===== STUDY MATERIAL =====

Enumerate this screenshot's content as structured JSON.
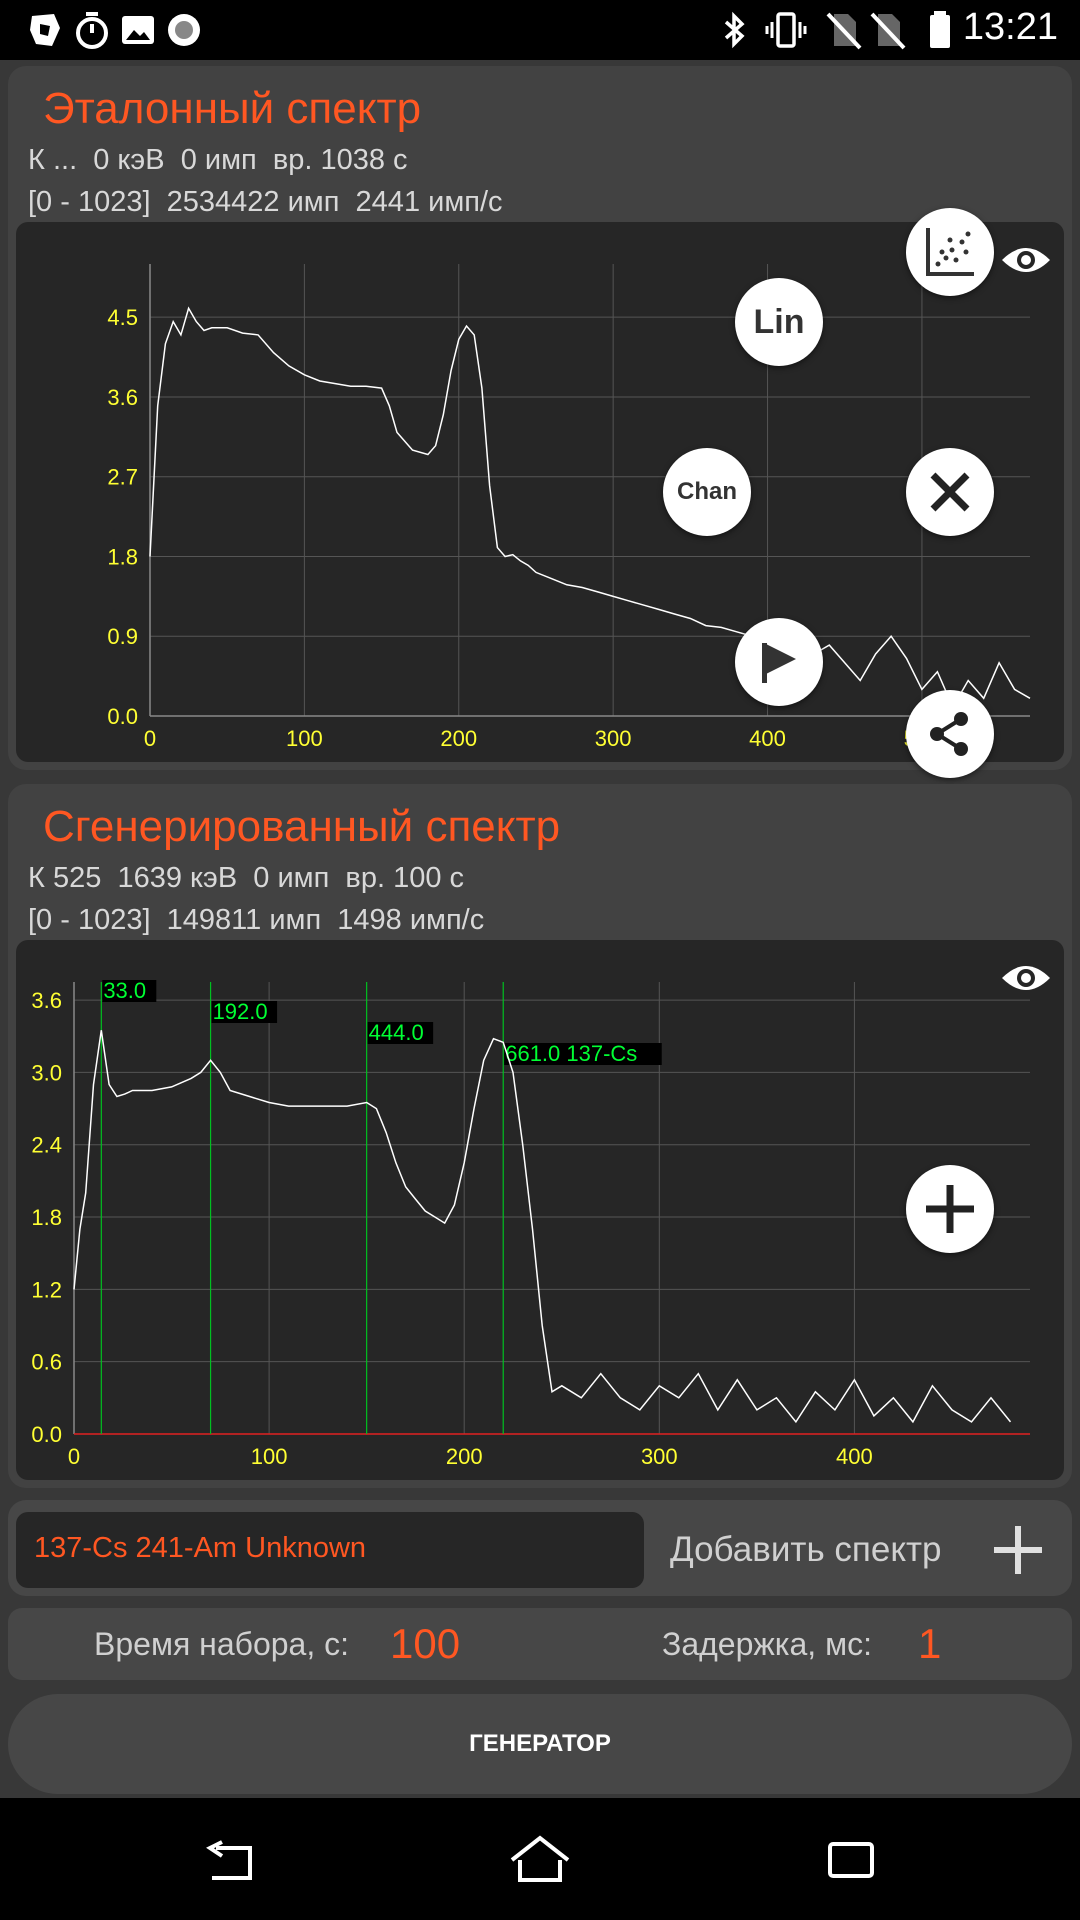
{
  "status_bar": {
    "time": "13:21"
  },
  "reference": {
    "title": "Эталонный спектр",
    "info1": "К ...  0 кэВ  0 имп  вр. 1038 с",
    "info2": "[0 - 1023]  2534422 имп  2441 имп/с",
    "buttons": {
      "lin": "Lin",
      "chan": "Chan"
    }
  },
  "generated": {
    "title": "Сгенерированный спектр",
    "info1": "К 525  1639 кэВ  0 имп  вр. 100 с",
    "info2": "[0 - 1023]  149811 имп  1498 имп/с"
  },
  "chart_data": [
    {
      "type": "line",
      "x_ticks": [
        "0",
        "100",
        "200",
        "300",
        "400",
        "500"
      ],
      "y_ticks": [
        "0.0",
        "0.9",
        "1.8",
        "2.7",
        "3.6",
        "4.5"
      ],
      "xlim": [
        0,
        570
      ],
      "ylim": [
        0,
        5.1
      ],
      "grid": true,
      "series": [
        {
          "x": [
            0,
            5,
            10,
            15,
            20,
            25,
            30,
            35,
            40,
            50,
            60,
            70,
            80,
            90,
            100,
            110,
            120,
            130,
            140,
            150,
            155,
            160,
            170,
            180,
            185,
            190,
            195,
            200,
            205,
            210,
            215,
            220,
            225,
            230,
            235,
            240,
            245,
            250,
            260,
            270,
            280,
            290,
            300,
            310,
            320,
            330,
            340,
            350,
            360,
            370,
            380,
            390,
            400,
            410,
            420,
            430,
            440,
            450,
            460,
            470,
            480,
            490,
            500,
            510,
            520,
            530,
            540,
            550,
            560,
            570
          ],
          "y": [
            1.8,
            3.5,
            4.2,
            4.45,
            4.3,
            4.6,
            4.45,
            4.35,
            4.38,
            4.38,
            4.32,
            4.3,
            4.1,
            3.95,
            3.85,
            3.78,
            3.75,
            3.72,
            3.72,
            3.7,
            3.5,
            3.2,
            3.0,
            2.95,
            3.05,
            3.4,
            3.9,
            4.25,
            4.4,
            4.3,
            3.7,
            2.6,
            1.9,
            1.8,
            1.82,
            1.75,
            1.7,
            1.62,
            1.55,
            1.48,
            1.45,
            1.4,
            1.35,
            1.3,
            1.25,
            1.2,
            1.15,
            1.1,
            1.02,
            1.0,
            0.95,
            0.9,
            0.8,
            0.9,
            0.75,
            0.7,
            0.8,
            0.6,
            0.4,
            0.7,
            0.9,
            0.65,
            0.3,
            0.5,
            0.1,
            0.4,
            0.2,
            0.6,
            0.3,
            0.2
          ]
        }
      ]
    },
    {
      "type": "line",
      "x_ticks": [
        "0",
        "100",
        "200",
        "300",
        "400"
      ],
      "y_ticks": [
        "0.0",
        "0.6",
        "1.2",
        "1.8",
        "2.4",
        "3.0",
        "3.6"
      ],
      "xlim": [
        0,
        490
      ],
      "ylim": [
        0,
        3.75
      ],
      "grid": true,
      "series": [
        {
          "x": [
            0,
            3,
            6,
            10,
            14,
            18,
            22,
            26,
            30,
            40,
            50,
            60,
            65,
            70,
            75,
            80,
            90,
            100,
            110,
            120,
            130,
            140,
            150,
            155,
            160,
            165,
            170,
            175,
            180,
            185,
            190,
            195,
            200,
            205,
            210,
            215,
            220,
            225,
            230,
            235,
            240,
            245,
            250,
            260,
            270,
            280,
            290,
            300,
            310,
            320,
            330,
            340,
            350,
            360,
            370,
            380,
            390,
            400,
            410,
            420,
            430,
            440,
            450,
            460,
            470,
            480
          ],
          "y": [
            1.2,
            1.7,
            2.0,
            2.9,
            3.35,
            2.9,
            2.8,
            2.82,
            2.85,
            2.85,
            2.88,
            2.95,
            3.0,
            3.1,
            3.0,
            2.85,
            2.8,
            2.75,
            2.72,
            2.72,
            2.72,
            2.72,
            2.75,
            2.7,
            2.5,
            2.25,
            2.05,
            1.95,
            1.85,
            1.8,
            1.75,
            1.9,
            2.25,
            2.7,
            3.1,
            3.28,
            3.25,
            3.0,
            2.4,
            1.7,
            0.9,
            0.35,
            0.4,
            0.3,
            0.5,
            0.3,
            0.2,
            0.4,
            0.3,
            0.5,
            0.2,
            0.45,
            0.2,
            0.3,
            0.1,
            0.35,
            0.2,
            0.45,
            0.15,
            0.3,
            0.1,
            0.4,
            0.2,
            0.1,
            0.3,
            0.1
          ]
        }
      ],
      "markers": [
        {
          "x": 14,
          "label": "33.0"
        },
        {
          "x": 70,
          "label": "192.0"
        },
        {
          "x": 150,
          "label": "444.0"
        },
        {
          "x": 220,
          "label": "661.0  137-Cs"
        }
      ]
    }
  ],
  "isotopes_field": {
    "value": "137-Cs 241-Am Unknown"
  },
  "add_spectrum_label": "Добавить спектр",
  "time_row": {
    "label": "Время набора, с:",
    "value": "100",
    "delay_label": "Задержка, мс:",
    "delay_value": "1"
  },
  "generator_button": "ГЕНЕРАТОР",
  "colors": {
    "accent": "#ff5722",
    "plot_line": "#ffffff",
    "tick_labels": "#ffff33",
    "marker": "#00ff33"
  },
  "icons": [
    "photo-icon",
    "timer-icon",
    "image-icon",
    "record-icon",
    "bluetooth-icon",
    "vibrate-icon",
    "no-sim-icon",
    "battery-icon",
    "scatter-plot-icon",
    "eye-icon",
    "close-icon",
    "flag-icon",
    "share-icon",
    "plus-icon",
    "back-icon",
    "home-icon",
    "recents-icon"
  ]
}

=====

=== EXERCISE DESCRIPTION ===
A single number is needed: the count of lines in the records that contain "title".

=== RESPONSE ===
2